Otherwise, as Helen Bock from Country Arts Network SA put it at the inquiry:
Instead of the haves and the have-nots we’ll get the have-mores and the have-nots. The arts will lose their middle class.
At the top end of town, Neil Armfield, the incoming co-artistic director of the Adelaide Festival, talked about the “culture of contraction and fear” in the sector, pointing out that “success breeds success”, so that currently the NPEA feels like a vote of no confidence in our national culture.
The arts ministry has changed hands in the middle of the inquiry with a report due in November and hearings to come in Cairns, Darwin and Sydney. Can Fifield combine responsibilities to communications and the arts better than his predecessor combined the arts and law?
For the sector, anyone will be a welcome change from Senator Brandis, whose self-confessed passion for culture made the arms-length principle underlying this portfolio difficult to honour.
And perhaps this is the deeper point. Though the focus of the inquiry is on the budget, witnesses spoke about much more than money. The point they made was about the interconnectedness of the arts ecology.
To whit: you can’t take funding opportunities away from emerging artists and expect to have established ones in 20 years.
When Vicky Sowry from the Australian Network of Art and Technology said she wished she were a plumber the room rippled with sympathy. Because plumbers don’t have to endlessly justify what they do. Because plumbers can just get on with their jobs.

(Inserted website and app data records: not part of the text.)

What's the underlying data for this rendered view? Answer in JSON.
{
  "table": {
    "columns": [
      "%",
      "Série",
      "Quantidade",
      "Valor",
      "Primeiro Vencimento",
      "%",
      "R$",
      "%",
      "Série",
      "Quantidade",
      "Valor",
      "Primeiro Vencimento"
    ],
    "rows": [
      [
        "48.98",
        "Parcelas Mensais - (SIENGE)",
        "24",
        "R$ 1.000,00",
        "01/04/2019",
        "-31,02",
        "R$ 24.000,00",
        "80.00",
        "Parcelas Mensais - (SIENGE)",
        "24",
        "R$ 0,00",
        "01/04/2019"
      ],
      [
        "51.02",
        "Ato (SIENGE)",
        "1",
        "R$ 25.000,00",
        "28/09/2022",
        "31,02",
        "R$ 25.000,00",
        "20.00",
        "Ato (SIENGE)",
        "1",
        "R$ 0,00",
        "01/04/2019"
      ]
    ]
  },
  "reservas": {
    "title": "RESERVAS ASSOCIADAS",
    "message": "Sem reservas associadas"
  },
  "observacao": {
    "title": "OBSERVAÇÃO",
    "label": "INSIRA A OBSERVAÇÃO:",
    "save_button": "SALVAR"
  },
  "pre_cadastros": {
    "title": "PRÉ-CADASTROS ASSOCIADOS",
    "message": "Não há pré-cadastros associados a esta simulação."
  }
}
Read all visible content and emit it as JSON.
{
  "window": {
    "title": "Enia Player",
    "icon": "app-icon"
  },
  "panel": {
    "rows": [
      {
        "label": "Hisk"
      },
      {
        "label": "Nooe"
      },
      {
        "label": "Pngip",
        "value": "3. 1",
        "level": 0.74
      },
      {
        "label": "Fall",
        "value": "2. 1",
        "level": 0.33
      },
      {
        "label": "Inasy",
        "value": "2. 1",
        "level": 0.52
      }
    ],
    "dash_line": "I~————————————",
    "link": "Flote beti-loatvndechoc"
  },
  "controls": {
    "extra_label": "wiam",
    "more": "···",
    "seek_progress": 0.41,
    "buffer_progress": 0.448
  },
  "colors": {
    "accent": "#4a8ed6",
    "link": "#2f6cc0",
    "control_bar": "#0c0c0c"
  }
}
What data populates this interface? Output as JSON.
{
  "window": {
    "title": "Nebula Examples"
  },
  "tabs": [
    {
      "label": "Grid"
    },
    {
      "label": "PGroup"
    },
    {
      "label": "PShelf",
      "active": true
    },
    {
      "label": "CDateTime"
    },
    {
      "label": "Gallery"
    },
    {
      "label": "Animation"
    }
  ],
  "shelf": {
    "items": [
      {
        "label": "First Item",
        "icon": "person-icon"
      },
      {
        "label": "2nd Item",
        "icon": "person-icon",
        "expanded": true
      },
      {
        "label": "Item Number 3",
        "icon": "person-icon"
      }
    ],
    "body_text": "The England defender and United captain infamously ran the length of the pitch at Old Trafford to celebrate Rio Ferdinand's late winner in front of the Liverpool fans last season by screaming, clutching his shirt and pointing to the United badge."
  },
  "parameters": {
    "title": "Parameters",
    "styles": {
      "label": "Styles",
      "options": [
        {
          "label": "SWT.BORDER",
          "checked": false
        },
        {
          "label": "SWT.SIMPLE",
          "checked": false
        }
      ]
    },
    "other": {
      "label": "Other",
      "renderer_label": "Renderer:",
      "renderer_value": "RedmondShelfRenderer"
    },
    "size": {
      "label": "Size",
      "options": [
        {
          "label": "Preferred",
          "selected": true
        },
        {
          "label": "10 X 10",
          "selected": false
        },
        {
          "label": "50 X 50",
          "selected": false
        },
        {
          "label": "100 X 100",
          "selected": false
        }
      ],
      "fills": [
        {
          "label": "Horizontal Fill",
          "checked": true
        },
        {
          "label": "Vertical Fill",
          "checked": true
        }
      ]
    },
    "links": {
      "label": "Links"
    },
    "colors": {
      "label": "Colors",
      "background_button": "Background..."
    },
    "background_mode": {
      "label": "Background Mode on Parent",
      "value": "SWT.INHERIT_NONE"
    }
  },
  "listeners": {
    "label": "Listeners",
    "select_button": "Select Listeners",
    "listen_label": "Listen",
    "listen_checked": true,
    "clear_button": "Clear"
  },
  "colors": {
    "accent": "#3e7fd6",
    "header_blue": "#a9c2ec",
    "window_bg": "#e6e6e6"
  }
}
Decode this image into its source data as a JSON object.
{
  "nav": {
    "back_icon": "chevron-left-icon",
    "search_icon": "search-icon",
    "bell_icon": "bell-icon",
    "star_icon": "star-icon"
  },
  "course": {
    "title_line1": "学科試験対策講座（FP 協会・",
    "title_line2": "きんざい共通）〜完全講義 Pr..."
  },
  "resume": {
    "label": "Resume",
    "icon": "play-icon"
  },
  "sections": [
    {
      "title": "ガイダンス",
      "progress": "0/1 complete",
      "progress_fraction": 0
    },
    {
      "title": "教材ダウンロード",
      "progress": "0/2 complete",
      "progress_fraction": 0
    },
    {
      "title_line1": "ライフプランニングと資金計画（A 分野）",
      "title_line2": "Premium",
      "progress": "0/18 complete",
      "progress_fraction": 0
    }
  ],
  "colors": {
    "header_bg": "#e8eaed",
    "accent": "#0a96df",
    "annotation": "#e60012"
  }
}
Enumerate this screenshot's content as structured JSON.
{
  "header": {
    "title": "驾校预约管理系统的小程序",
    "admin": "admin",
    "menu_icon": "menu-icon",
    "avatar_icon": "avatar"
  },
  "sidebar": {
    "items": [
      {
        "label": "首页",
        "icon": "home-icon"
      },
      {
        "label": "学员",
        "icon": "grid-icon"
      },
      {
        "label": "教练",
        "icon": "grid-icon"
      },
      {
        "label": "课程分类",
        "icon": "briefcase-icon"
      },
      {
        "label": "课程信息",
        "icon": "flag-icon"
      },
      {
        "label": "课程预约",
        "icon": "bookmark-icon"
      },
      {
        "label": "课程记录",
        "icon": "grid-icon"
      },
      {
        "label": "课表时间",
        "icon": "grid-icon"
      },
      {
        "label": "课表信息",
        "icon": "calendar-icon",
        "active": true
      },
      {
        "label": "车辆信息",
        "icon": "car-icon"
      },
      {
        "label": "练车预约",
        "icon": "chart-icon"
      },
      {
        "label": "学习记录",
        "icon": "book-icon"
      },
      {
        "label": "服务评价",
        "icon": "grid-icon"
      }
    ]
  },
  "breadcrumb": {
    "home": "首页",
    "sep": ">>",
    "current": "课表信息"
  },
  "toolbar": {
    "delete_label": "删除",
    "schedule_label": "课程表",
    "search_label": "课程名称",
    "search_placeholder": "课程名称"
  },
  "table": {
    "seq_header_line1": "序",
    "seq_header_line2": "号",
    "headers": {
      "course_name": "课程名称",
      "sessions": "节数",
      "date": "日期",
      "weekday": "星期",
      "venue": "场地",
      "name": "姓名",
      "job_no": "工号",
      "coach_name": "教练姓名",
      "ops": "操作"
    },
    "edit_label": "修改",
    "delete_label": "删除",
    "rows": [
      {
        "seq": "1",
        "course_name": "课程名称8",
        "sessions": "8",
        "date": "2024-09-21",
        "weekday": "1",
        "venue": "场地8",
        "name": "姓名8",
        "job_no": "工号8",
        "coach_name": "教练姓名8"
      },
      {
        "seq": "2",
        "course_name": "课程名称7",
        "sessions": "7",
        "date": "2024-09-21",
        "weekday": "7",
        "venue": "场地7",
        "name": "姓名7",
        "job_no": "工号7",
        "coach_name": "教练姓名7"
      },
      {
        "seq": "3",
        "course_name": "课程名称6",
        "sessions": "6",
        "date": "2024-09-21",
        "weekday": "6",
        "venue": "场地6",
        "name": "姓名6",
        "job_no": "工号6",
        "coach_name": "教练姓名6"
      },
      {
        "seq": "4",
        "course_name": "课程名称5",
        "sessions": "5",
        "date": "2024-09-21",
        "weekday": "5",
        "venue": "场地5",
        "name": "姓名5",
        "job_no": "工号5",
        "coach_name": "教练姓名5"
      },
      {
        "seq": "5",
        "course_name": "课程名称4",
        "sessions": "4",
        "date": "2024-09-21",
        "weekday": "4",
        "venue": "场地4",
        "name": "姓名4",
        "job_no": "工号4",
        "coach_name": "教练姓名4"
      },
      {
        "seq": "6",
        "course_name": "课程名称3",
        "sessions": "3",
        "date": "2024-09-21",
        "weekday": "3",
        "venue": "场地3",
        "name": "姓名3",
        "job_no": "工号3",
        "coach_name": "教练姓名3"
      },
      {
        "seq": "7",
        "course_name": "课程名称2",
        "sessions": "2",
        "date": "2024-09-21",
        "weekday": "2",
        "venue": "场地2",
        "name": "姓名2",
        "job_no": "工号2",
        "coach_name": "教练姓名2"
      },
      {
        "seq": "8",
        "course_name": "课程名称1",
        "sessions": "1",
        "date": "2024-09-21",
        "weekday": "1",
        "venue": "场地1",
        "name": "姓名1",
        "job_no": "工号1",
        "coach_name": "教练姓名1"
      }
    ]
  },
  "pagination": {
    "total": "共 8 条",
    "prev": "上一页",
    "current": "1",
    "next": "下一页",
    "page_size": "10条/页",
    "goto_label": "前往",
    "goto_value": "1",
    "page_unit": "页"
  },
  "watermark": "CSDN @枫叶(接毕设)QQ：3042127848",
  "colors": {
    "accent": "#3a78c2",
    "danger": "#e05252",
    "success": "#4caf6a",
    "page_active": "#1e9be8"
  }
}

Artists, by contrast, often feel they face an antipathetic blend of ignorance, neglect and disrespect. When the government is involved, artists become “clients” and the particular skills that make up their heterogeneous sector get lost in what political sociologist Michael Pusey pointedly calls “a transcontextual commensurability of reference”.
So it is profoundly important that the inquiry is allowing so many artists to speak their piece, and do so in a way not limited to the usual types of (statistical) reporting. This is the real win out of the hearings. In the words of young musician Ross McHenry, a witness toward the end of the day:
the inquiry is like the consultation that never happened.
Plenty of hard data was presented, most notably by the South Australian government who, uniquely for a State government, appeared as a witness. But feelings, interpretations, histories and, most importantly, values were also up for airing, allowing the Senators – and through them, us – a more rounded view of what happens in the sector.
The testimony being presented at the inquiry is “there and something”, showing the lived experience of Australia’s arts ecology in action.